- Task statement
Restate every record word for word, without the pictures.

*** Exercise inputs ***

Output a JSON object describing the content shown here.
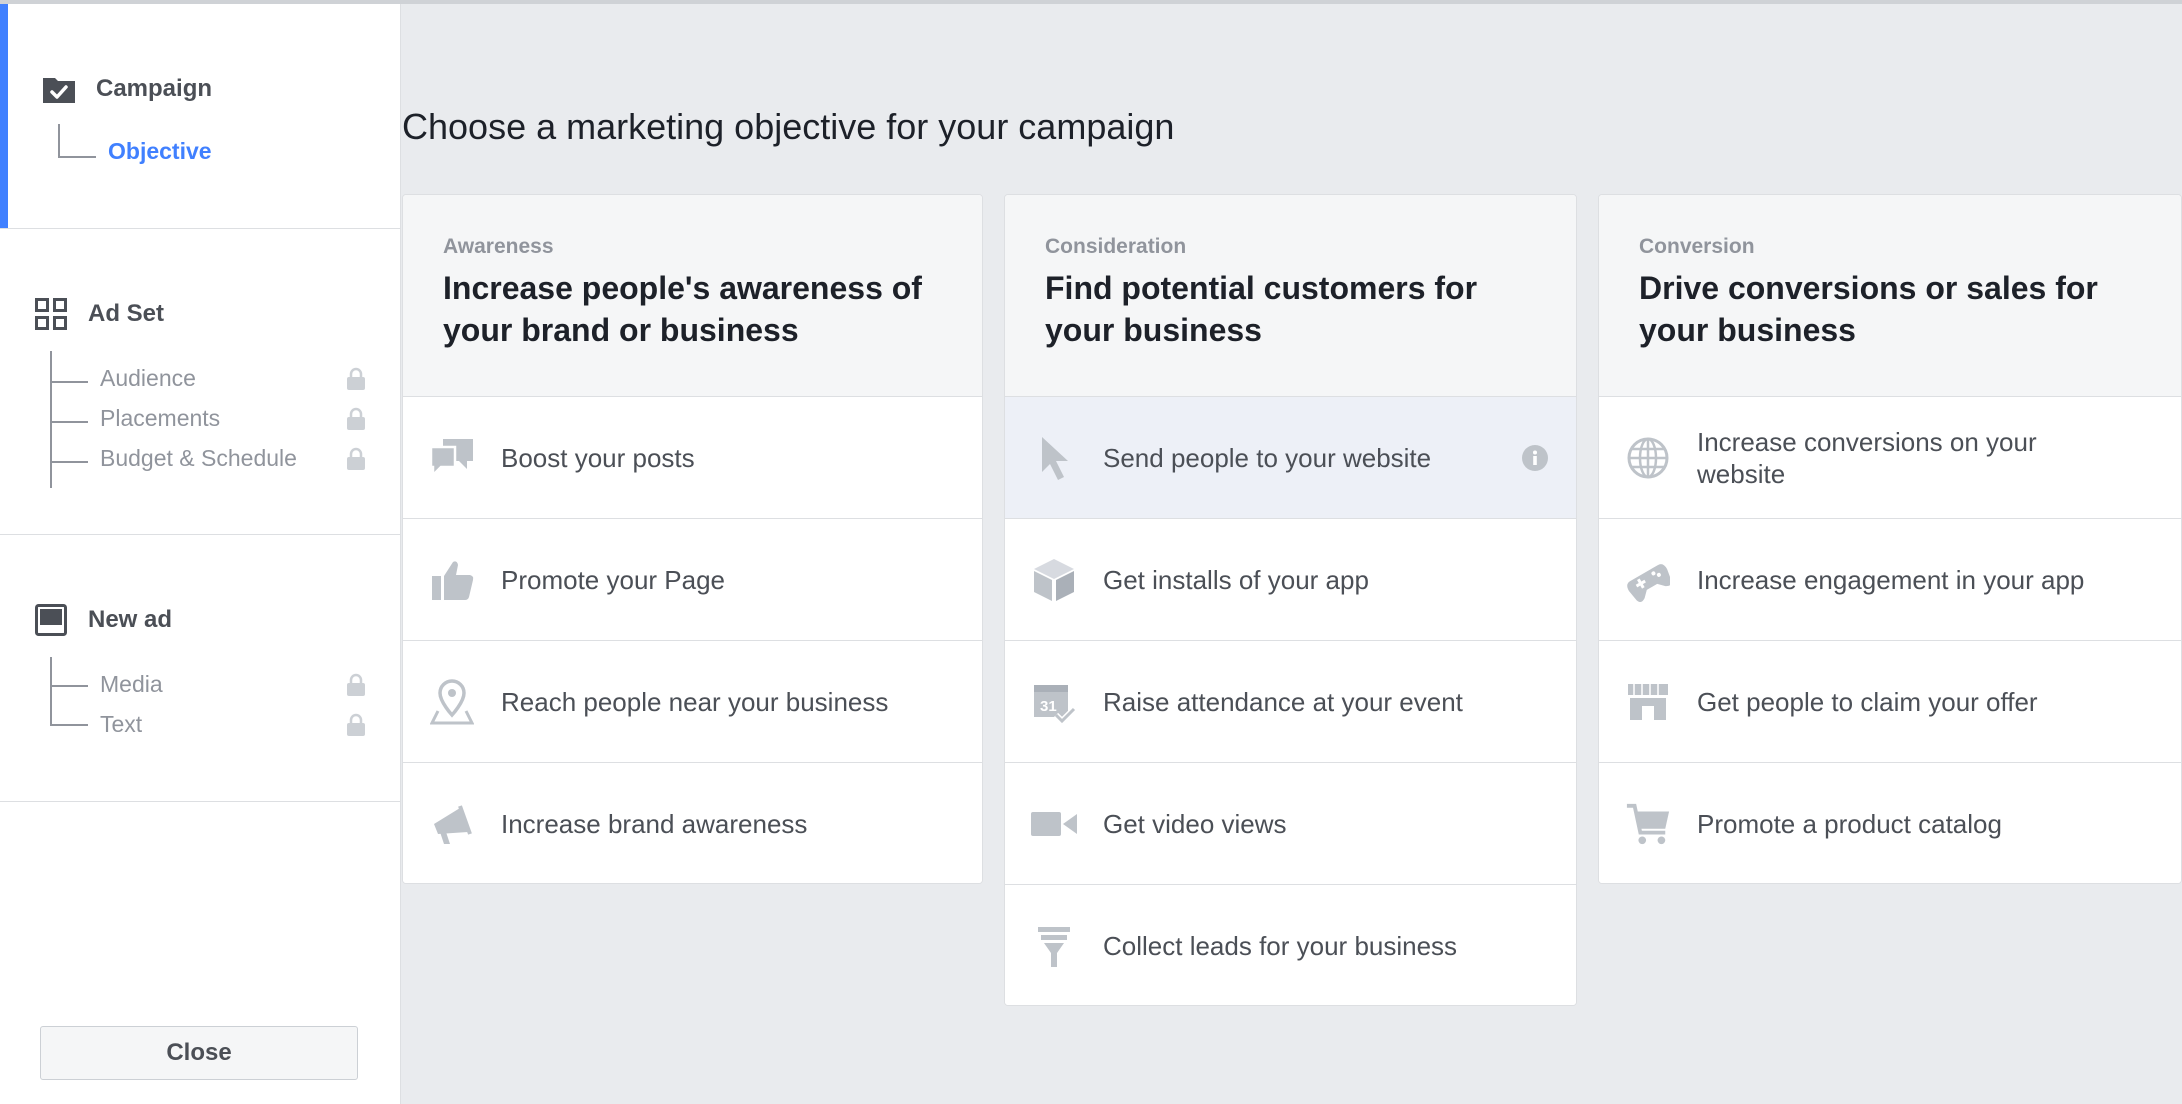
{
  "sidebar": {
    "campaign": {
      "title": "Campaign",
      "items": [
        {
          "label": "Objective"
        }
      ]
    },
    "ad_set": {
      "title": "Ad Set",
      "items": [
        {
          "label": "Audience"
        },
        {
          "label": "Placements"
        },
        {
          "label": "Budget & Schedule"
        }
      ]
    },
    "new_ad": {
      "title": "New ad",
      "items": [
        {
          "label": "Media"
        },
        {
          "label": "Text"
        }
      ]
    },
    "close_label": "Close"
  },
  "main": {
    "title": "Choose a marketing objective for your campaign",
    "columns": [
      {
        "category": "Awareness",
        "heading": "Increase people's awareness of your brand or business",
        "options": [
          {
            "label": "Boost your posts",
            "icon": "speech-bubbles-icon"
          },
          {
            "label": "Promote your Page",
            "icon": "thumbs-up-icon"
          },
          {
            "label": "Reach people near your business",
            "icon": "map-pin-icon"
          },
          {
            "label": "Increase brand awareness",
            "icon": "megaphone-icon"
          }
        ]
      },
      {
        "category": "Consideration",
        "heading": "Find potential customers for your business",
        "options": [
          {
            "label": "Send people to your website",
            "icon": "cursor-icon"
          },
          {
            "label": "Get installs of your app",
            "icon": "box-icon"
          },
          {
            "label": "Raise attendance at your event",
            "icon": "calendar-icon"
          },
          {
            "label": "Get video views",
            "icon": "video-camera-icon"
          },
          {
            "label": "Collect leads for your business",
            "icon": "funnel-icon"
          }
        ]
      },
      {
        "category": "Conversion",
        "heading": "Drive conversions or sales for your business",
        "options": [
          {
            "label": "Increase conversions on your website",
            "icon": "globe-icon"
          },
          {
            "label": "Increase engagement in your app",
            "icon": "gamepad-icon"
          },
          {
            "label": "Get people to claim your offer",
            "icon": "storefront-icon"
          },
          {
            "label": "Promote a product catalog",
            "icon": "shopping-cart-icon"
          }
        ]
      }
    ]
  },
  "colors": {
    "accent": "#4080ff",
    "icon": "#bec3c9",
    "hover_row": "#edf0f7",
    "background": "#e9ebee"
  }
}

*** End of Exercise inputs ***

- Answer box
Output a JSON object describing the content shown here.
{
  "sidebar": {
    "campaign": {
      "title": "Campaign",
      "items": [
        {
          "label": "Objective"
        }
      ]
    },
    "ad_set": {
      "title": "Ad Set",
      "items": [
        {
          "label": "Audience"
        },
        {
          "label": "Placements"
        },
        {
          "label": "Budget & Schedule"
        }
      ]
    },
    "new_ad": {
      "title": "New ad",
      "items": [
        {
          "label": "Media"
        },
        {
          "label": "Text"
        }
      ]
    },
    "close_label": "Close"
  },
  "main": {
    "title": "Choose a marketing objective for your campaign",
    "columns": [
      {
        "category": "Awareness",
        "heading": "Increase people's awareness of your brand or business",
        "options": [
          {
            "label": "Boost your posts",
            "icon": "speech-bubbles-icon"
          },
          {
            "label": "Promote your Page",
            "icon": "thumbs-up-icon"
          },
          {
            "label": "Reach people near your business",
            "icon": "map-pin-icon"
          },
          {
            "label": "Increase brand awareness",
            "icon": "megaphone-icon"
          }
        ]
      },
      {
        "category": "Consideration",
        "heading": "Find potential customers for your business",
        "options": [
          {
            "label": "Send people to your website",
            "icon": "cursor-icon"
          },
          {
            "label": "Get installs of your app",
            "icon": "box-icon"
          },
          {
            "label": "Raise attendance at your event",
            "icon": "calendar-icon"
          },
          {
            "label": "Get video views",
            "icon": "video-camera-icon"
          },
          {
            "label": "Collect leads for your business",
            "icon": "funnel-icon"
          }
        ]
      },
      {
        "category": "Conversion",
        "heading": "Drive conversions or sales for your business",
        "options": [
          {
            "label": "Increase conversions on your website",
            "icon": "globe-icon"
          },
          {
            "label": "Increase engagement in your app",
            "icon": "gamepad-icon"
          },
          {
            "label": "Get people to claim your offer",
            "icon": "storefront-icon"
          },
          {
            "label": "Promote a product catalog",
            "icon": "shopping-cart-icon"
          }
        ]
      }
    ]
  },
  "colors": {
    "accent": "#4080ff",
    "icon": "#bec3c9",
    "hover_row": "#edf0f7",
    "background": "#e9ebee"
  }
}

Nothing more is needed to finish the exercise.